Friday, December 29, 2017
D&D in the News (1976): The Duke and the Evil Balrog
Early press about D&D rarely has the luxury of wading deep into the play of ongoing campaigns. That is what makes this piece by Philip Hilts in the Washington Post from August 9, 1976 so remarkable. It is a lengthy piece, with a lengthy title: "War Games, Tolkien, and the Fantastic Conflict Between the Duke and the Evil Balrog Masked by his Phantasm." This glimpse into the play of early adopters in Washington D.C. is especially fascinating because it shows D&D played as a wargame, with the players providing opposition to each other, and the dungeon master acting as a neutral arbiter between them.
The piece is ostensibly a local-interest profile of a hobby shop in Bethesda called the Grenadier and its owner, Rick Sheridan. But the reporter's attention is immediately drawn to the remarkable game being played there on Thursday nights. Hilts gets a lot of the details and flavor just right: "the players choose a Tolkienic character at the beginning of the game and become that character for the duration of the adventure." He has the Dungeon Master asking the signature question, "What do you do?"

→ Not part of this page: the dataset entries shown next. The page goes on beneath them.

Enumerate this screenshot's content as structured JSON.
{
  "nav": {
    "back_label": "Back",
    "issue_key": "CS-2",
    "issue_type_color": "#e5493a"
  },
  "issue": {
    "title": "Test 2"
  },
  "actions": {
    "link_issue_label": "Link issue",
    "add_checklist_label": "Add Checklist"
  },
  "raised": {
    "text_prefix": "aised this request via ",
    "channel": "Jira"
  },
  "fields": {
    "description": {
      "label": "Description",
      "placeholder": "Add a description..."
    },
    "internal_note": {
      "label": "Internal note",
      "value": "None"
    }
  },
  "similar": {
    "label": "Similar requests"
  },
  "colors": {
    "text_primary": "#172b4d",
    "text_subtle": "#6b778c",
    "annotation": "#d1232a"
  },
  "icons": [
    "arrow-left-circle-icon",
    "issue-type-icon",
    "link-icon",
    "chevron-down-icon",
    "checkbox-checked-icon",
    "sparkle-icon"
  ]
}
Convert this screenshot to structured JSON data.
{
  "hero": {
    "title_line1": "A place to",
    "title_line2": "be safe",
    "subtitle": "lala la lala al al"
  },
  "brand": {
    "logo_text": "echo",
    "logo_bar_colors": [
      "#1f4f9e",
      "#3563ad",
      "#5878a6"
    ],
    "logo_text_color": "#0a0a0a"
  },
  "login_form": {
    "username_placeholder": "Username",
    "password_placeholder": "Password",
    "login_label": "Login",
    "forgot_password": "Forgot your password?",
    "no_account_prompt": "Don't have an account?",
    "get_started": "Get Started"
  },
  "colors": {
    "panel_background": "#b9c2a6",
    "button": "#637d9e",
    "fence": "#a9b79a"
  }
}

Hilts records that it was a large group, and one with significant female participation: "thirteen players, five of them women." Having so many players enabled the crew at the Grenadier to take on the parts both of heroes invading the dungeon and of the key villains below. So our intrepid reporter witnessed the conflict between Duke Richard, played by Sheridan, and a Balrog played by someone identified as Carl. The Balrog had wounded the Duke earlier, but after drinking a Potion of Heroism from a magic pool, the Duke had returned to seek revenge. In another indication of how wargaming principles lingered in OD&D play, we hear that Richard commands a significant following of retainers, both warriors and wizards, and that the Balrog also has a posse of orc followers. Richard's hirelings immediate desert him when he charges foolishly at his adversary.
Apparently, Sheridan believed he could charm the Balrog and was quite surprised to learn otherwise: the parenthetical exchanges between player and referee, breaking up the game narrative, convey more about how the game actually feels at the table than is usual for early reporting. The charm failed because Sheridan had cast it at a Phantasmal Forces illusion of the Balrog, we later learn. Consequently, the Balrog captures the Duke, loots him, and promptly offers him on the auction block as a slave. There follows an amusing scene when some of the other players get involved in the bidding, and as a result are themselves captured and subjected to the same indignity.
In the aftermath of the events that the reporter witnessed, Sheridan seems embarrassed, and not just because his Duke was stripped naked. Sheridan identifies himself as "a legitimate wargamer," and touts the educational benefits of historical wargaming. The grognardian disdain for fantasy role playing was a real backlash, at the time. "This D&D thing," he muses, "I don't know if I would even play it if it weren't for the shop." Hilts listens patiently to Sheridan's protestations, but also astutely observes that Sheridan had already begun writing a plot for the Duke's revenge. If we have any doubt that Sheridan would be converted, it will be quickly removed by this coda, a piece from Alarums & Excursions #38, where John Sapienza--one of the original players at the Grenadier--explains what has transpired in the years since:
As there is much interest in trying to recapture how people played in the earliest days of D&D, this might prove an instructive example of games where the players provide the opposition and the referee remains neutral. It was a popular style in Twin Cities play that Arneson himself championed. D&D did not immediately sever itself from its wargaming roots: the example of the Duke and Evil Balrog shows this playstyle still in use well into 1976.
If anything, this article is so focused on wargaming that Hilts mistakes the publisher of D&D: the article lists it as Avalon Hill. The reporter probably is interested in Avalon Hill because they were also a local firm, headquartered in nearby Baltimore. Avalon Hill, incidentally, denies Gygax's later claims that he offered the game to them to publish at the time--but acknowledges that they wouldn't have taken the game at the time if it were offered to them, as they shared Sheridan's embarrassment about the fantastic elements.
Previously on D&D in the News: You, Too, Can be a Wizard